Two Important Enrollment Periods for Medicare

Two Important Enrollment Periods for Medicare

With Open Enrollment behind us, many Medicare beneficiaries that are on a Medicare Advantage plan are unaware of the annual Medicare Advantage Disenrollment Period.

From January 1st to February 14th beneficiaries who wish to dis-enroll from their Medicare Advantage plan and go back to Original Medicare are allowed to. They can purchase a Medicare prescription drug plan and a Medicare supplemental plan to round out their Medicare coverage and fully protect themselves. Adding the Medicare prescription drug plan is a guaranteed right for them, but enrollment in a Medicare supplemental plan is not guaranteed unless certain criteria is met.If an individual does not meet the guaranteed issue criteria, then underwriting is involved. Sometimes someone doesn’t qualify right away for a Medicare Supplemental plan, and they may need to wait to add it until they do. Once someone is on Original Medicare, a supplemental plan can be added anytime in the year. Most people I meet with are unaware of this.

The second important enrollment period is the Medicare General Enrollment Period and it occurs annually between January 1st and March 31st, with coverage starting July 1st.

This is an important window of time for those that didn’t activate their Part B portion of Medicare during their Initial Enrollment Period, or had Part B activated but then dropped it. The first of the two scenarios is happening more frequently as the age requirement for receiving Social Security increases. Many people are still under the impression that they are automatically enrolled in Medicare Parts A and B when they turn 65. But now that most don’t qualify until after turning 65 for Social Security, they need to go online to Medicare.gov to enroll in Part B three months prior to their 65th birthday month. (Enrollment in Part A still happens automatically at 65 and for the majority of the population, and has no premium.) The second scenario; dropping Part B during the year generally happens because someone forgets to pay their premium (If you aren’t taking Social Security you get billed quarterly for Part B), or they fall on hard times and choose to not pay it.

In most cases, if you don’t sign up for Part B when you’re first eligible, you’ll have to pay a late enrollment penalty for as long as you have Part B. Your monthly premium for Part B may go up 10% for each full 12-month period that you could have had Part B, but didn’t sign up for it.

Stephanie Frisch

Stephanie Frisch is the owner of Insurance 101 and is an independent insurance broker dedicated to helping others make “educated decisions” about their insurance choices when it comes to Medicare, Long-Term Care Planning, The Health Insurance Marketplace-Covered California and Life Insurance.

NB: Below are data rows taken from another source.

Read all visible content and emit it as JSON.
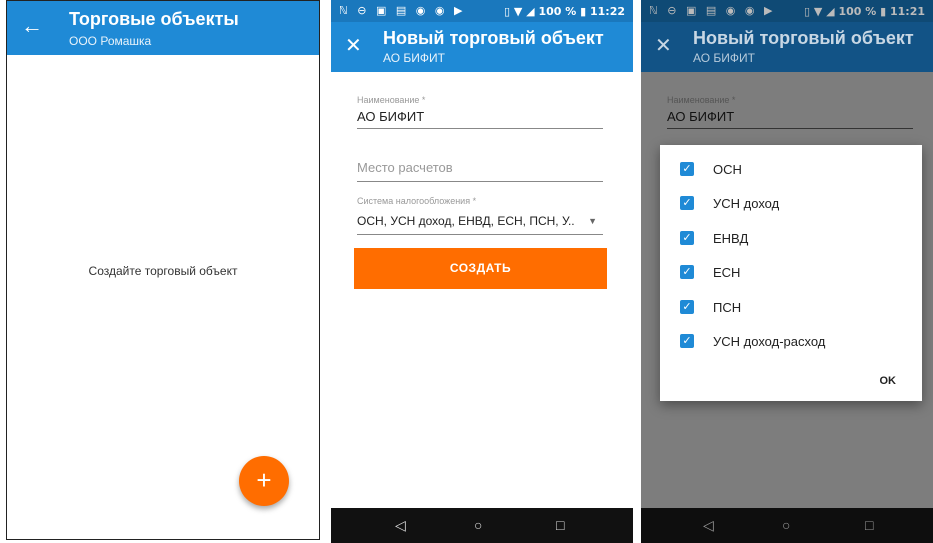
{
  "screen1": {
    "title": "Торговые объекты",
    "subtitle": "ООО Ромашка",
    "back_icon": "arrow-left-icon",
    "empty_text": "Создайте торговый объект",
    "fab_label": "+"
  },
  "screen2": {
    "status": {
      "left": "ℕ ⊖ ▣ ▤ ◉ ◉ ▶",
      "right": "▯ ▼ ◢ 100 % ▮ 11:22"
    },
    "title": "Новый торговый объект",
    "subtitle": "АО БИФИТ",
    "close_icon": "close-icon",
    "name_label": "Наименование *",
    "name_value": "АО БИФИТ",
    "place_placeholder": "Место расчетов",
    "tax_label": "Система налогообложения *",
    "tax_value": "ОСН, УСН доход, ЕНВД, ЕСН, ПСН, У..",
    "create_button": "СОЗДАТЬ",
    "nav": {
      "back": "◁",
      "home": "○",
      "recent": "□"
    }
  },
  "screen3": {
    "status": {
      "left": "ℕ ⊖ ▣ ▤ ◉ ◉ ▶",
      "right": "▯ ▼ ◢ 100 % ▮ 11:21"
    },
    "title": "Новый торговый объект",
    "subtitle": "АО БИФИТ",
    "name_label": "Наименование *",
    "name_value": "АО БИФИТ",
    "options": [
      {
        "label": "ОСН",
        "checked": true
      },
      {
        "label": "УСН доход",
        "checked": true
      },
      {
        "label": "ЕНВД",
        "checked": true
      },
      {
        "label": "ЕСН",
        "checked": true
      },
      {
        "label": "ПСН",
        "checked": true
      },
      {
        "label": "УСН доход-расход",
        "checked": true
      }
    ],
    "ok_button": "OK",
    "nav": {
      "back": "◁",
      "home": "○",
      "recent": "□"
    }
  },
  "colors": {
    "primary": "#1f8ad6",
    "accent": "#ff6d00"
  }
}
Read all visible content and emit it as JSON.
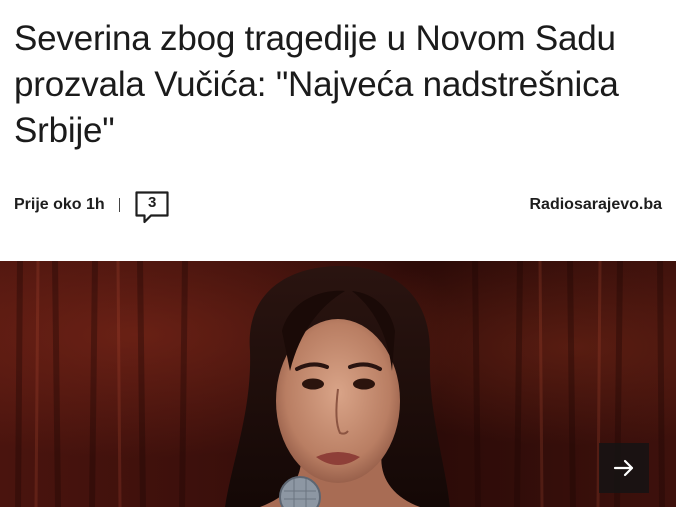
{
  "article": {
    "headline": "Severina zbog tragedije u Novom Sadu prozvala Vučića: \"Najveća nadstrešnica Srbije\"",
    "time": "Prije oko 1h",
    "comment_count": "3",
    "source": "Radiosarajevo.ba"
  },
  "icons": {
    "comment": "comment-bubble-icon",
    "next": "arrow-right-icon"
  },
  "colors": {
    "text": "#1b1b1b",
    "hero_background": "#3a100b",
    "next_button_bg": "#141414"
  }
}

For answers to your questions, or an in-home, no-fee consultation, call (949) 351-2443.